Given records section start

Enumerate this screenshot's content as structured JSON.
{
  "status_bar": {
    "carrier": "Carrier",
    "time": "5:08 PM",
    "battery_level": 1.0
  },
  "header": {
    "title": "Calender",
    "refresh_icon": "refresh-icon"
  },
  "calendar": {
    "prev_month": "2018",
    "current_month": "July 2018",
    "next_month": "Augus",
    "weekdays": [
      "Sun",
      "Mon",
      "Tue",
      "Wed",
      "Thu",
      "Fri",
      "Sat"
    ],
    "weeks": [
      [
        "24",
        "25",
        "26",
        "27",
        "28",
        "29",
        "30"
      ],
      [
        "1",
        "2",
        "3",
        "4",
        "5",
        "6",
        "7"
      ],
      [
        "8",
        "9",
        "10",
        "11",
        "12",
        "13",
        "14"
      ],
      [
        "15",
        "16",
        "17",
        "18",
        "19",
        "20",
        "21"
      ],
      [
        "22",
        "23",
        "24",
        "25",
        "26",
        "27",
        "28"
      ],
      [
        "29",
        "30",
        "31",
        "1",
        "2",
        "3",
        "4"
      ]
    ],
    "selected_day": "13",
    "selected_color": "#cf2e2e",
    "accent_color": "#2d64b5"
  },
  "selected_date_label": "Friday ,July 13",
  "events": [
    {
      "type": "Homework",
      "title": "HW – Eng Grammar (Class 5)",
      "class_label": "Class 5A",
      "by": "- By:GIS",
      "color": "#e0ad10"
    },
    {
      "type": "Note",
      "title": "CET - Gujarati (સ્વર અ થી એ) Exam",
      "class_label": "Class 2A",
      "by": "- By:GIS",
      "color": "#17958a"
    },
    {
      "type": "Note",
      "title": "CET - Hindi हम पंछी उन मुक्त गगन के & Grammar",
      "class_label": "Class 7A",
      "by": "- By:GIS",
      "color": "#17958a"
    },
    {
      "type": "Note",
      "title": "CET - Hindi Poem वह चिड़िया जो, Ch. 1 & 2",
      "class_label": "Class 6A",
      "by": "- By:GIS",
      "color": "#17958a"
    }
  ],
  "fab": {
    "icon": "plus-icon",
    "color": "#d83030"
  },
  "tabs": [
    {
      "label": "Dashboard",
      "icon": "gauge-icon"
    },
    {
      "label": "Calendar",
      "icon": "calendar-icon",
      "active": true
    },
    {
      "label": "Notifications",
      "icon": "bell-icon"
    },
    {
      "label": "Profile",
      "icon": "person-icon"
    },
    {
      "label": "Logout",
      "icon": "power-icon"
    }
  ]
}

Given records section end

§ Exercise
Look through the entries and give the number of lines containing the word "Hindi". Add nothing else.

§ Answer space
2